You could be asking yourself, “when is it time to shop for a mortgage?” Though there’s no wrong time to shop for a mortgage, it’s important to think about your credit score and the affects that shopping might have on it.
According to U.S. News & World Report, each time you apply for a mortgage it will be marked as a credit inquiry on your credit history. Due to the fact that inquiries signal you’re looking at taking on new debt, your credit could take a hit, however it’s usually not too significant. They suggest shopping within a 45 day window. When lenders use a newer FICO scoring model, you as the consumer will have 45 days to shop for mortgages without having your credit downslide. If your lender is using an older FICO model, you could only have two weeks (14 days). It’s because of this that you’re advised to make a mortgage lending decision within that smaller timeframe.
When you’re ready to begin shopping for a mortgage, it’s encouraged that you look at multiple lenders of all sorts:
By looking at a variety of lenders, you’ll be able to compare chargers easier and see what kind of customer service you’d receive from each of them. Bad customer service seems like something you can put up with. However, when dealing with your money and home you should receive the best service out there.
To shop for a mortgage, you have to get pre-approved with each lender. This ensures you’re getting a solid offer, rather than an estimate. When you apply for a mortgage, each lender will look at your financial sitting. They’ll go into detail and see your income, finances, employment, and credit to determine how much they’ll let you borrow and what qualifying interest rate you’ll receive. To ensure you’re working fast to stay in your allotted timeframe, it’s best to go into shopping for a mortgage with a plan.
By looking at multiple mortgage lenders, you’ll get a better idea about what each charge in fees,. You’ll also learn about insurance premiums and more. Additionally, you’ll be able to learn their timelines and know how long it would take them to close a loan. This also gives you the chance to see how they work with their borrowers.
Another area to look into is the points. In the mortgage realm, points are fees you pay upfront to lower your interest payments over the timespan of your loan. If you plan to stay in your home for many years, incorporating points up front could be a smart option a it would lower the overall payments throughout the loan’s duration.
“For example, if you took out a 30-year mortgage for $100,000 at 5 percent interest with no points, your mortgage payment would be $537 each month.

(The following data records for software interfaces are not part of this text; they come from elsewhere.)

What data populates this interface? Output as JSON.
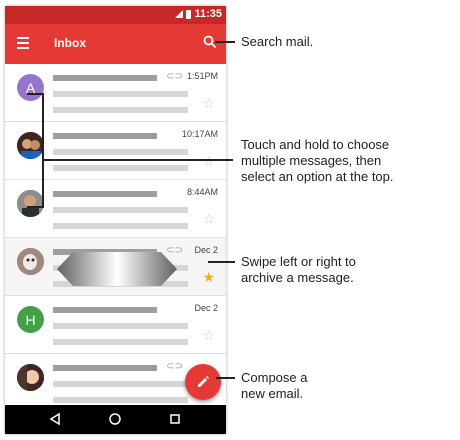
{
  "status_bar": {
    "time": "11:35"
  },
  "app_bar": {
    "title": "Inbox",
    "menu_icon": "menu-icon",
    "search_icon": "search-icon"
  },
  "messages": [
    {
      "avatar_letter": "A",
      "avatar_color": "#9575cd",
      "time": "1:51PM",
      "attachment": true,
      "starred": false
    },
    {
      "avatar_letter": "",
      "avatar_color": "#6d4c41",
      "time": "10:17AM",
      "attachment": false,
      "starred": false
    },
    {
      "avatar_letter": "",
      "avatar_color": "#5d4037",
      "time": "8:44AM",
      "attachment": false,
      "starred": false
    },
    {
      "avatar_letter": "",
      "avatar_color": "#8d6e63",
      "time": "Dec 2",
      "attachment": true,
      "starred": true
    },
    {
      "avatar_letter": "H",
      "avatar_color": "#43a047",
      "time": "Dec 2",
      "attachment": false,
      "starred": false
    },
    {
      "avatar_letter": "",
      "avatar_color": "#4e342e",
      "time": "",
      "attachment": true,
      "starred": false
    }
  ],
  "nav_bar": {
    "back_icon": "back-icon",
    "home_icon": "home-icon",
    "recents_icon": "recents-icon"
  },
  "fab": {
    "icon": "pencil-icon"
  },
  "callouts": {
    "search": "Search mail.",
    "select_line1": "Touch and hold to choose",
    "select_line2": "multiple messages, then",
    "select_line3": "select an option at the top.",
    "swipe_line1": "Swipe left or right to",
    "swipe_line2": "archive a message.",
    "compose_line1": "Compose a",
    "compose_line2": "new email."
  },
  "colors": {
    "status_bar": "#c62828",
    "app_bar": "#e53935",
    "fab": "#e53935",
    "star_active": "#f9a825"
  }
}
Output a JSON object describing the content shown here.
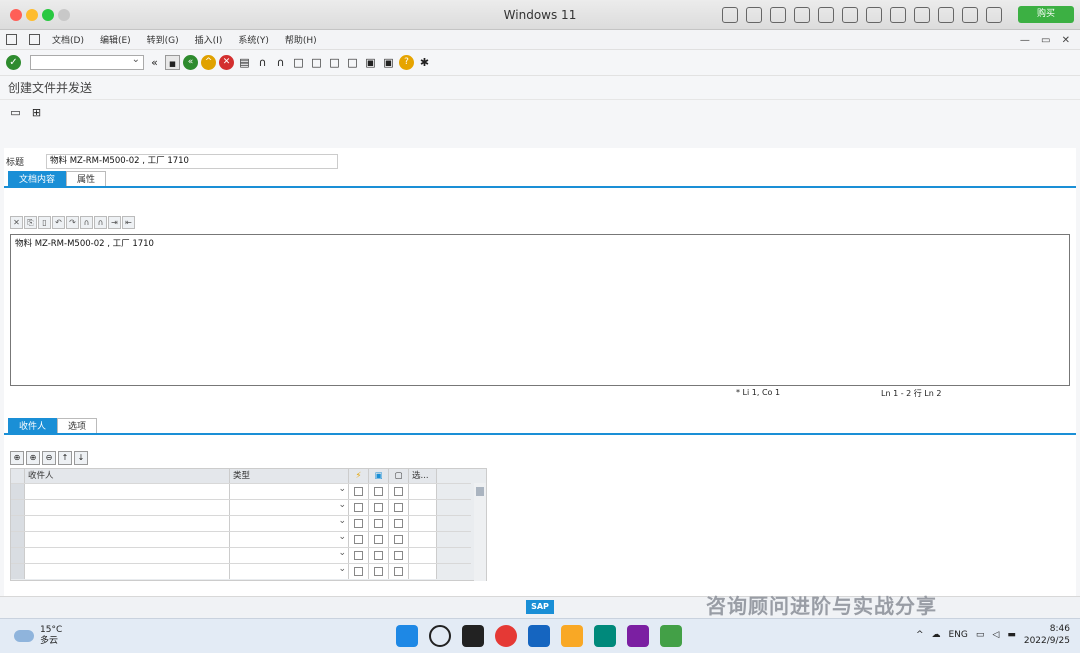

Paying for points might allow you to lower that 5 percent interest rate.
Hypothetically, let’s say you paid $2,000 for two points and decreased your interest rate from 5 percent to 4.5 percent (actual decrease can vary). With a 4.5 percent interest rate, your monthly mortgage payments would decrease to $507. It would take you 67 months to make up the $2,000 difference, so you would have to stay in your home for nearly six years to make it worth your while.”
If you take the time to look into all your options, you’ll be sure you’re choosing the best mortgage for you. By going into talks with lenders educated and prepared, you’ll be able to better negotiate to get your needs met.
It’s important to remember that you have a voice. If you’re shopping mortgage rates around and notice that a lender is charging hire fees than their competitors, ask them to clarify why that is and see if they’re willing to negotiate it down with you.